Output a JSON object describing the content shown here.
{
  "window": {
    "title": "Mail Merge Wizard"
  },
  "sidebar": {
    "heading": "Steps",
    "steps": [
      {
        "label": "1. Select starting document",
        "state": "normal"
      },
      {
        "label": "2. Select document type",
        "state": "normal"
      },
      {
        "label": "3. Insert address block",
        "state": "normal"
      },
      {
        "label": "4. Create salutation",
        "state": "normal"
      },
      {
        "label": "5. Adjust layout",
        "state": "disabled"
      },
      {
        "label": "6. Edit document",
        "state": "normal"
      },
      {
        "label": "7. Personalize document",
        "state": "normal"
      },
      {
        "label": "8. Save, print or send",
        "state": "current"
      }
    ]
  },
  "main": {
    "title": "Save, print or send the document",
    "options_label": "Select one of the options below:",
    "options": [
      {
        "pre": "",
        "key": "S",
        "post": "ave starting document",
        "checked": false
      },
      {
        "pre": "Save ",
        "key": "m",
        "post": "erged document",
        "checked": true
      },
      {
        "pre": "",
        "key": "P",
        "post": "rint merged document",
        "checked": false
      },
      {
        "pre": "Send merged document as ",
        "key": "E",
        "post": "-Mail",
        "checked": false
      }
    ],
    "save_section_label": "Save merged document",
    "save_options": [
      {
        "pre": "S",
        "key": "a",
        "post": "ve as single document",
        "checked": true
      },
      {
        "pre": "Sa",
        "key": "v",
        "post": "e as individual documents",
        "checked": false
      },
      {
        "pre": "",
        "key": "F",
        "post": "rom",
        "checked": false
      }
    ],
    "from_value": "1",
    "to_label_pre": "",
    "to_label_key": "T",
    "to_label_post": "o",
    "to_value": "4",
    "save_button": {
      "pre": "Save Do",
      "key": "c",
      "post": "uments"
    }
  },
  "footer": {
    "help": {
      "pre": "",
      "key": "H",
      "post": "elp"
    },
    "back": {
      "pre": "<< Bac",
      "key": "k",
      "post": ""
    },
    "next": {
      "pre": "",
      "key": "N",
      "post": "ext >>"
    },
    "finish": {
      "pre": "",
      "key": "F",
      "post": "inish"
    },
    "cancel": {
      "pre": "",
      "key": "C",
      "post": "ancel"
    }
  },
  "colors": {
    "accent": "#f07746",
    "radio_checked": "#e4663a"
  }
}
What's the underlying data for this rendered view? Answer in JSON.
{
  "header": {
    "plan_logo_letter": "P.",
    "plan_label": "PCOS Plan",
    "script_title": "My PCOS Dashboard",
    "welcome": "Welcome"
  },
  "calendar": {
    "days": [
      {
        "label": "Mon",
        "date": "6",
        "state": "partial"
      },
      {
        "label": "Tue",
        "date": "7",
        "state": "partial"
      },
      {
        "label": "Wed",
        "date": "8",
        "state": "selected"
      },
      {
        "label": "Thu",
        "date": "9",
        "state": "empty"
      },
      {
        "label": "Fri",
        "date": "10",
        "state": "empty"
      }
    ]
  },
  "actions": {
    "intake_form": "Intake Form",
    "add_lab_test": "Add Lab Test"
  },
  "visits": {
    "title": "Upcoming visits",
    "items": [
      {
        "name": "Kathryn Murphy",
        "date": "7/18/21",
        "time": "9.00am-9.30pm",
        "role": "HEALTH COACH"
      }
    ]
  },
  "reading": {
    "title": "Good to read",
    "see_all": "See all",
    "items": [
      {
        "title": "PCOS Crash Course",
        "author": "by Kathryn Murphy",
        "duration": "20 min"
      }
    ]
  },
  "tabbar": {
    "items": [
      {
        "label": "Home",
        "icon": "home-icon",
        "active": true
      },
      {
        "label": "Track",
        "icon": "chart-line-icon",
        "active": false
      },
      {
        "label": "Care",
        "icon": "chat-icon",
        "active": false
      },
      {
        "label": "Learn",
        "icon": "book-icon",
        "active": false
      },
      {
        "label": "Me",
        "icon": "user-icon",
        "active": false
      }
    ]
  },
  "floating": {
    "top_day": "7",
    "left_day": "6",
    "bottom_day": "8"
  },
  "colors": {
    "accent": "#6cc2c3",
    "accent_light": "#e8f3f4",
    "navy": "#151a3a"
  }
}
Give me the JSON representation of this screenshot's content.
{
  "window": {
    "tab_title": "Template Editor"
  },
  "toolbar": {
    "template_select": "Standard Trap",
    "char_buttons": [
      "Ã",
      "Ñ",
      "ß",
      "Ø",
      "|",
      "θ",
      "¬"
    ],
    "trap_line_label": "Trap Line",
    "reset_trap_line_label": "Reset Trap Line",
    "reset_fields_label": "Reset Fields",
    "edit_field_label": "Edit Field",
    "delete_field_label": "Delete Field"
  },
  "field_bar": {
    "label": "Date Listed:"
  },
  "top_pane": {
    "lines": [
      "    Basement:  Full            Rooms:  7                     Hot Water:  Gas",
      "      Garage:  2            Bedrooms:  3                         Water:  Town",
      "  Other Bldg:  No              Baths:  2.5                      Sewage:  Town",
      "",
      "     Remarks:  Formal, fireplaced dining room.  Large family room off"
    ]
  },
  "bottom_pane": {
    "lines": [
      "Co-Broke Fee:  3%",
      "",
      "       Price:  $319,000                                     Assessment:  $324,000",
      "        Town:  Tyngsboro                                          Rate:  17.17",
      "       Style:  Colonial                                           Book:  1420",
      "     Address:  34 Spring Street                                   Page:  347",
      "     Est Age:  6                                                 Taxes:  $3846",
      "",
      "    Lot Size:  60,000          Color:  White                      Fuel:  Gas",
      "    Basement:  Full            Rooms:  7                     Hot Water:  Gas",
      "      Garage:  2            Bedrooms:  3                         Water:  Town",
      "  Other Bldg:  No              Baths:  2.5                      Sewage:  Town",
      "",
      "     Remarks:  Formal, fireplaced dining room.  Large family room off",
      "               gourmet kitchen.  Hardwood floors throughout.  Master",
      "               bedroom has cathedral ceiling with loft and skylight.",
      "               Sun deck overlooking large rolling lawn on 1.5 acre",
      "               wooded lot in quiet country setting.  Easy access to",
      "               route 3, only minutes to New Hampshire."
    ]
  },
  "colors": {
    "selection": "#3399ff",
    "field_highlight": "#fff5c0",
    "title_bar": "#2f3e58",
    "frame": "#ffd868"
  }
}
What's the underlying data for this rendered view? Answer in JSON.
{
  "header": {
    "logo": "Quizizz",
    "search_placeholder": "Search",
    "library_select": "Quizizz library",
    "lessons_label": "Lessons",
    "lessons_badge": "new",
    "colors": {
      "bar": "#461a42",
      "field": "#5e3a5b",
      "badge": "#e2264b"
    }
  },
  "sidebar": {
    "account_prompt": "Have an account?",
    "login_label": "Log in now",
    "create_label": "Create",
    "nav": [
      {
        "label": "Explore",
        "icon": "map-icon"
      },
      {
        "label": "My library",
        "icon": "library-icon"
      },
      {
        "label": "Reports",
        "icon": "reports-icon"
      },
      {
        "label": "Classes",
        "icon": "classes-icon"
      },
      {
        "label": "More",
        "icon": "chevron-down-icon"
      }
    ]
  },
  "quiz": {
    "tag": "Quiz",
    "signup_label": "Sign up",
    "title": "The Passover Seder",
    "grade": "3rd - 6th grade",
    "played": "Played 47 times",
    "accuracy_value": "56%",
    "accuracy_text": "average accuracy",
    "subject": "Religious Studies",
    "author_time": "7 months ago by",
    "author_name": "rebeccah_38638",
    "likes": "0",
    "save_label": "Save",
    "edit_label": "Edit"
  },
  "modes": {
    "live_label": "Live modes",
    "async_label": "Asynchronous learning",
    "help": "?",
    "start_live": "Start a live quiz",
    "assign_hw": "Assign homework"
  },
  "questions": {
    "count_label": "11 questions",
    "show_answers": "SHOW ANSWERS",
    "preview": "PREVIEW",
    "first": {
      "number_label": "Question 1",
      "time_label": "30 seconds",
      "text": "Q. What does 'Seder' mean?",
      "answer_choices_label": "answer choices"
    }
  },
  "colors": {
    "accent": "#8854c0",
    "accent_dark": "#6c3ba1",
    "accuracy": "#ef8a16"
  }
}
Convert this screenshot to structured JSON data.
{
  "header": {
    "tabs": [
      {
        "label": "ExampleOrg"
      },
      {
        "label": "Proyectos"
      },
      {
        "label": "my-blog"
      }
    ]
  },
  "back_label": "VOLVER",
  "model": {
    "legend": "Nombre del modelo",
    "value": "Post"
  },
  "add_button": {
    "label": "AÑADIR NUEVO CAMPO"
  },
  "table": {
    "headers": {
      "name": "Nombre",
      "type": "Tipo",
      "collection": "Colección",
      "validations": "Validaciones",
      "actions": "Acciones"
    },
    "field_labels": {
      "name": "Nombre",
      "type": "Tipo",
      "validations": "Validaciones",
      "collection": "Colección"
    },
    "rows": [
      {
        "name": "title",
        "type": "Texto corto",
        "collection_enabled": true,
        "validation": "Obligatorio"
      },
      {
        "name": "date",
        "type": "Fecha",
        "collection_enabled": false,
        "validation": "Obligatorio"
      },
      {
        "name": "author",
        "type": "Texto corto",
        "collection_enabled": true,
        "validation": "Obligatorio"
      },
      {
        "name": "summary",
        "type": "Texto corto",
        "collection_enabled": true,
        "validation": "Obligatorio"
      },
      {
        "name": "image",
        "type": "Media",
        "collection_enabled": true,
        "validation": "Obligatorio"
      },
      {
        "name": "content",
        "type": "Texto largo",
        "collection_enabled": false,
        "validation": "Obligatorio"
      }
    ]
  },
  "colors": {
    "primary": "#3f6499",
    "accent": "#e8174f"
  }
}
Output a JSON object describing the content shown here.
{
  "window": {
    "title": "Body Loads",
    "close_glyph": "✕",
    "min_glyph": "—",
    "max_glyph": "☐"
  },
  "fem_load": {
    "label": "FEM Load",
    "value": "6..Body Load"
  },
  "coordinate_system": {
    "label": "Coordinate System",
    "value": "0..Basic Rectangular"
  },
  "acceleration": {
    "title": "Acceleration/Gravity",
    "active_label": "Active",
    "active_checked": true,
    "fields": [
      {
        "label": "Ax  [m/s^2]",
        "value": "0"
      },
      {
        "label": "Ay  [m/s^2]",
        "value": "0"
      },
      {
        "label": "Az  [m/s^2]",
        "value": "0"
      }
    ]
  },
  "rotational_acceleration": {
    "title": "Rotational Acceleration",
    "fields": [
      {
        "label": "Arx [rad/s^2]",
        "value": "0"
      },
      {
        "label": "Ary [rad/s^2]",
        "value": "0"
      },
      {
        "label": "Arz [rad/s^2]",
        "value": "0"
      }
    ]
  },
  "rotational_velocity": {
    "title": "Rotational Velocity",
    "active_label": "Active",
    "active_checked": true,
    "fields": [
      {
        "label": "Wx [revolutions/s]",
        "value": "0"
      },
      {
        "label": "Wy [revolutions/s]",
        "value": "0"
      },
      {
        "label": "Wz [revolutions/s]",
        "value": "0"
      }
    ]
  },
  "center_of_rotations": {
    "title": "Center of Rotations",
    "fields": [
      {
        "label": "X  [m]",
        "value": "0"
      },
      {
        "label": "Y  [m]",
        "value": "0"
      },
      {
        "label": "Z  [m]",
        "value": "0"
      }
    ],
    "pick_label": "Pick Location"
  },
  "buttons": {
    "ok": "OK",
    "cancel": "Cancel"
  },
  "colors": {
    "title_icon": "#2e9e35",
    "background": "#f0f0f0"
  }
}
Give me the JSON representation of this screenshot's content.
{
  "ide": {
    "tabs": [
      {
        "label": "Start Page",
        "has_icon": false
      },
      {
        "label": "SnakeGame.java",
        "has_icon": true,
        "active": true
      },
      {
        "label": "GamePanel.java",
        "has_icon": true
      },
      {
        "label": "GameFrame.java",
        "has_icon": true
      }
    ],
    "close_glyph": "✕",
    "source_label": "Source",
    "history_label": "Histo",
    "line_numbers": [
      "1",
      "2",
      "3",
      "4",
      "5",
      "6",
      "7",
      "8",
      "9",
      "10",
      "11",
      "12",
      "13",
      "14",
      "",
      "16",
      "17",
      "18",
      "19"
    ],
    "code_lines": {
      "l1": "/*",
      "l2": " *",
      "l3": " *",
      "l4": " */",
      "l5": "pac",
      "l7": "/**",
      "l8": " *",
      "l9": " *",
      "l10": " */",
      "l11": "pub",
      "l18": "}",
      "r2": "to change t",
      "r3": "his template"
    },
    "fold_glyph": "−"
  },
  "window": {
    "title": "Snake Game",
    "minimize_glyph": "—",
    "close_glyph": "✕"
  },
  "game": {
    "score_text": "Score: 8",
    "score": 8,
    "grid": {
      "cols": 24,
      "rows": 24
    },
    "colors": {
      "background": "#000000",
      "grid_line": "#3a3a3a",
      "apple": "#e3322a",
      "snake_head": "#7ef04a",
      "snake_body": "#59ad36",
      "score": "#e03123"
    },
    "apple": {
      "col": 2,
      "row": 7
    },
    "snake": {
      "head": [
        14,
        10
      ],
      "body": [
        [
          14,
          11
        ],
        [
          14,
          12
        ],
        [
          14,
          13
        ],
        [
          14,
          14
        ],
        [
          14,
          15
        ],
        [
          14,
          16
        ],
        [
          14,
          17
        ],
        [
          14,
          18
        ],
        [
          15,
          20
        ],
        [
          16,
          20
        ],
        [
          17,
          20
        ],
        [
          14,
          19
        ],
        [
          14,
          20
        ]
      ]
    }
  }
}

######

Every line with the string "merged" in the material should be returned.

        "post": "rint merged document",
        "pre": "Send merged document as ",
    "save_section_label": "Save merged document",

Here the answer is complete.